[Excerpts from an interface dataset]
---*---

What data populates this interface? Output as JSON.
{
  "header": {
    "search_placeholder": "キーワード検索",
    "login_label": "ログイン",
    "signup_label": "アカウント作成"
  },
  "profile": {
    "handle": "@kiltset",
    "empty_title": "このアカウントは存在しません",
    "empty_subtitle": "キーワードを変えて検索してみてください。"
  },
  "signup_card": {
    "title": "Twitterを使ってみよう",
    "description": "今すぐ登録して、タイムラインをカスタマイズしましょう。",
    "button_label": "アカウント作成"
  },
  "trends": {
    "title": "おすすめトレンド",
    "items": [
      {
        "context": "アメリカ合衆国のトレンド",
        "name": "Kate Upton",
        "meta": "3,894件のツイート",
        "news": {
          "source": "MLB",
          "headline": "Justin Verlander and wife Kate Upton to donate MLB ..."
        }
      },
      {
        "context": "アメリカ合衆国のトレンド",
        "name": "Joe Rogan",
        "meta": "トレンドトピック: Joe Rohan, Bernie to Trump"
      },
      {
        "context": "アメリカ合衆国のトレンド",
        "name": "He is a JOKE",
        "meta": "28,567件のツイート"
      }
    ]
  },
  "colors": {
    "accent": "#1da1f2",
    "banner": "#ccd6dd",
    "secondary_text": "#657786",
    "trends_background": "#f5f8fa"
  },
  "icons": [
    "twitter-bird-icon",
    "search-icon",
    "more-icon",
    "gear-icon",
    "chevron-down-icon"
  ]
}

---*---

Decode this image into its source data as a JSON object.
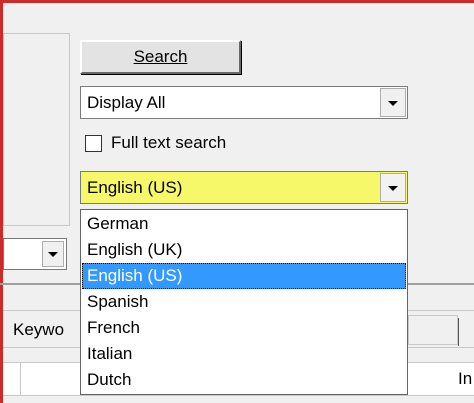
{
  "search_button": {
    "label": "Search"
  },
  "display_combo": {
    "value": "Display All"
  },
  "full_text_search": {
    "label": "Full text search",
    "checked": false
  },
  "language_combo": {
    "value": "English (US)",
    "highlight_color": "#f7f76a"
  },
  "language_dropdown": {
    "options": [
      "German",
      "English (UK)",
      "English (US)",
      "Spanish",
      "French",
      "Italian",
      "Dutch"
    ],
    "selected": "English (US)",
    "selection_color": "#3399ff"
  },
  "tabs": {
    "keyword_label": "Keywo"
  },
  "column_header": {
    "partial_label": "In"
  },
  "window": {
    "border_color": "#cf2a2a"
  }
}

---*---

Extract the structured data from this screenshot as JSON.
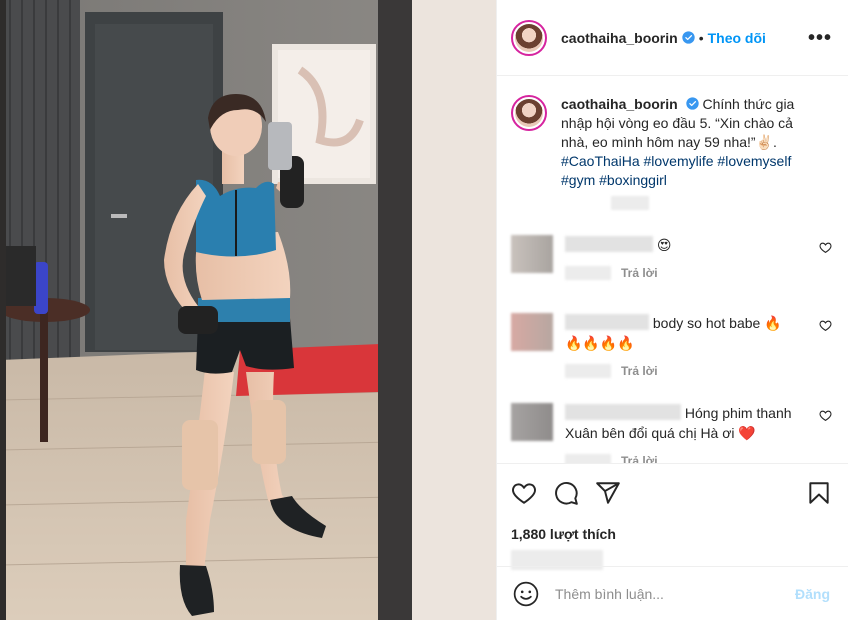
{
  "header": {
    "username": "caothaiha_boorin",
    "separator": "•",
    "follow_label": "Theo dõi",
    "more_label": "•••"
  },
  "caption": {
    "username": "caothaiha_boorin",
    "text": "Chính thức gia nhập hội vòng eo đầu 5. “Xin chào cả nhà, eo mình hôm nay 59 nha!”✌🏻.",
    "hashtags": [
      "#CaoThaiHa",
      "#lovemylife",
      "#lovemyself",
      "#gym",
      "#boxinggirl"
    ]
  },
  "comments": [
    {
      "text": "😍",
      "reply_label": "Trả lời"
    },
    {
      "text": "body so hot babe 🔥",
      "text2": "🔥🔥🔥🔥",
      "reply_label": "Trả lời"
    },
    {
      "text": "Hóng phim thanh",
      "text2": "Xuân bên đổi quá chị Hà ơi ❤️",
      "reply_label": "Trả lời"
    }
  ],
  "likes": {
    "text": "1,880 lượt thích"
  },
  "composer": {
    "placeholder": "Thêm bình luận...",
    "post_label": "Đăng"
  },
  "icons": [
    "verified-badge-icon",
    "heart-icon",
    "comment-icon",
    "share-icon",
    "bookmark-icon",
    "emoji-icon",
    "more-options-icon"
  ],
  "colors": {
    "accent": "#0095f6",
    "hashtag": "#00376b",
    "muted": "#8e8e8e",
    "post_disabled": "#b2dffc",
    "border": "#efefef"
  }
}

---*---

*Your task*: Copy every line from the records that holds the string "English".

*Output for this task*:
    "value": "English (US)",
      "English (UK)",
      "English (US)",
    "selected": "English (US)",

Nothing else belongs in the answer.